» **About this exercise**
I'd like every record given again exactly, please.

--------------------------------

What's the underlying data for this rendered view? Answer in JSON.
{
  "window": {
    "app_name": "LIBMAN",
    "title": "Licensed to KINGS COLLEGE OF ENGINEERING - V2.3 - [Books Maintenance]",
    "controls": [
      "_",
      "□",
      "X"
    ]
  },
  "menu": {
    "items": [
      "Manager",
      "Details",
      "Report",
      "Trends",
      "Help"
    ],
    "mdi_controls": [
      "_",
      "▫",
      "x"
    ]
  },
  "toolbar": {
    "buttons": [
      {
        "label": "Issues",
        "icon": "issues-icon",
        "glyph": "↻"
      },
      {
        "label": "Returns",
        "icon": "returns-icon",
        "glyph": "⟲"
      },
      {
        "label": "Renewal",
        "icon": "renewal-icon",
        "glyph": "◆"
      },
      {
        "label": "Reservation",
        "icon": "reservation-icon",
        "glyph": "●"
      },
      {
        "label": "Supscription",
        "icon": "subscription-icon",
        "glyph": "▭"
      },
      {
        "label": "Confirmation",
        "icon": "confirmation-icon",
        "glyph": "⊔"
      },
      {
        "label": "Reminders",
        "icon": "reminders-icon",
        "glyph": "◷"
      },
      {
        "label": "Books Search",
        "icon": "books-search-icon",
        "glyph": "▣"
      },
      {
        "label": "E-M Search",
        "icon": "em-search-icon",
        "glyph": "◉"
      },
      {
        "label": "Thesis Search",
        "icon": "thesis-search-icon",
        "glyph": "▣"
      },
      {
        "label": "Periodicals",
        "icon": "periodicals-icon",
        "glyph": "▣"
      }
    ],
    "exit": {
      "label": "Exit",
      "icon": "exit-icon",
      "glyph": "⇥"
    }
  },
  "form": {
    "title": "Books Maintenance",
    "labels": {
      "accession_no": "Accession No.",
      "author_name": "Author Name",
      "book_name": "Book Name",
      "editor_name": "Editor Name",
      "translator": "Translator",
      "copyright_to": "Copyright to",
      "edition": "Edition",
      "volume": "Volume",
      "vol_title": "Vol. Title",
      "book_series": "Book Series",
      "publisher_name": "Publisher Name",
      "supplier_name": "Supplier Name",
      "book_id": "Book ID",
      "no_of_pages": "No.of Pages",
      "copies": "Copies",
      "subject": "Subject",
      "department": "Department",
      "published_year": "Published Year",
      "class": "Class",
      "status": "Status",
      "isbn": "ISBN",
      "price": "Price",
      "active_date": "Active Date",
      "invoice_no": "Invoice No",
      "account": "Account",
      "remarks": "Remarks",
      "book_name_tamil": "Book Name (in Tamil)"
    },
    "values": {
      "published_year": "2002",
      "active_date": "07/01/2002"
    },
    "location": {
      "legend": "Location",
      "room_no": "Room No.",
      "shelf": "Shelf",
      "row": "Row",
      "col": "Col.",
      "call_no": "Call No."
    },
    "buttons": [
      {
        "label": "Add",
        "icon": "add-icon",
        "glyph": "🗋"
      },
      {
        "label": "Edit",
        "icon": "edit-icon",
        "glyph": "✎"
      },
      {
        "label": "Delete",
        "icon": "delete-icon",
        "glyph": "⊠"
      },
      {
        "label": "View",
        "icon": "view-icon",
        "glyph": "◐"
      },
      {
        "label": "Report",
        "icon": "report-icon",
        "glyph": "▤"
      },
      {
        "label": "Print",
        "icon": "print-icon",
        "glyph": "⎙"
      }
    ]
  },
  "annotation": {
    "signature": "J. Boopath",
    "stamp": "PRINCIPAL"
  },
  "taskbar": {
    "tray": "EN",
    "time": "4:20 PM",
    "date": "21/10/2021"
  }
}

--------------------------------

» **Expected answer**
What's the underlying data for this rendered view? Answer in JSON.
{
  "window": {
    "app_name": "LIBMAN",
    "title": "Licensed to KINGS COLLEGE OF ENGINEERING - V2.3 - [Books Maintenance]",
    "controls": [
      "_",
      "□",
      "X"
    ]
  },
  "menu": {
    "items": [
      "Manager",
      "Details",
      "Report",
      "Trends",
      "Help"
    ],
    "mdi_controls": [
      "_",
      "▫",
      "x"
    ]
  },
  "toolbar": {
    "buttons": [
      {
        "label": "Issues",
        "icon": "issues-icon",
        "glyph": "↻"
      },
      {
        "label": "Returns",
        "icon": "returns-icon",
        "glyph": "⟲"
      },
      {
        "label": "Renewal",
        "icon": "renewal-icon",
        "glyph": "◆"
      },
      {
        "label": "Reservation",
        "icon": "reservation-icon",
        "glyph": "●"
      },
      {
        "label": "Supscription",
        "icon": "subscription-icon",
        "glyph": "▭"
      },
      {
        "label": "Confirmation",
        "icon": "confirmation-icon",
        "glyph": "⊔"
      },
      {
        "label": "Reminders",
        "icon": "reminders-icon",
        "glyph": "◷"
      },
      {
        "label": "Books Search",
        "icon": "books-search-icon",
        "glyph": "▣"
      },
      {
        "label": "E-M Search",
        "icon": "em-search-icon",
        "glyph": "◉"
      },
      {
        "label": "Thesis Search",
        "icon": "thesis-search-icon",
        "glyph": "▣"
      },
      {
        "label": "Periodicals",
        "icon": "periodicals-icon",
        "glyph": "▣"
      }
    ],
    "exit": {
      "label": "Exit",
      "icon": "exit-icon",
      "glyph": "⇥"
    }
  },
  "form": {
    "title": "Books Maintenance",
    "labels": {
      "accession_no": "Accession No.",
      "author_name": "Author Name",
      "book_name": "Book Name",
      "editor_name": "Editor Name",
      "translator": "Translator",
      "copyright_to": "Copyright to",
      "edition": "Edition",
      "volume": "Volume",
      "vol_title": "Vol. Title",
      "book_series": "Book Series",
      "publisher_name": "Publisher Name",
      "supplier_name": "Supplier Name",
      "book_id": "Book ID",
      "no_of_pages": "No.of Pages",
      "copies": "Copies",
      "subject": "Subject",
      "department": "Department",
      "published_year": "Published Year",
      "class": "Class",
      "status": "Status",
      "isbn": "ISBN",
      "price": "Price",
      "active_date": "Active Date",
      "invoice_no": "Invoice No",
      "account": "Account",
      "remarks": "Remarks",
      "book_name_tamil": "Book Name (in Tamil)"
    },
    "values": {
      "published_year": "2002",
      "active_date": "07/01/2002"
    },
    "location": {
      "legend": "Location",
      "room_no": "Room No.",
      "shelf": "Shelf",
      "row": "Row",
      "col": "Col.",
      "call_no": "Call No."
    },
    "buttons": [
      {
        "label": "Add",
        "icon": "add-icon",
        "glyph": "🗋"
      },
      {
        "label": "Edit",
        "icon": "edit-icon",
        "glyph": "✎"
      },
      {
        "label": "Delete",
        "icon": "delete-icon",
        "glyph": "⊠"
      },
      {
        "label": "View",
        "icon": "view-icon",
        "glyph": "◐"
      },
      {
        "label": "Report",
        "icon": "report-icon",
        "glyph": "▤"
      },
      {
        "label": "Print",
        "icon": "print-icon",
        "glyph": "⎙"
      }
    ]
  },
  "annotation": {
    "signature": "J. Boopath",
    "stamp": "PRINCIPAL"
  },
  "taskbar": {
    "tray": "EN",
    "time": "4:20 PM",
    "date": "21/10/2021"
  }
}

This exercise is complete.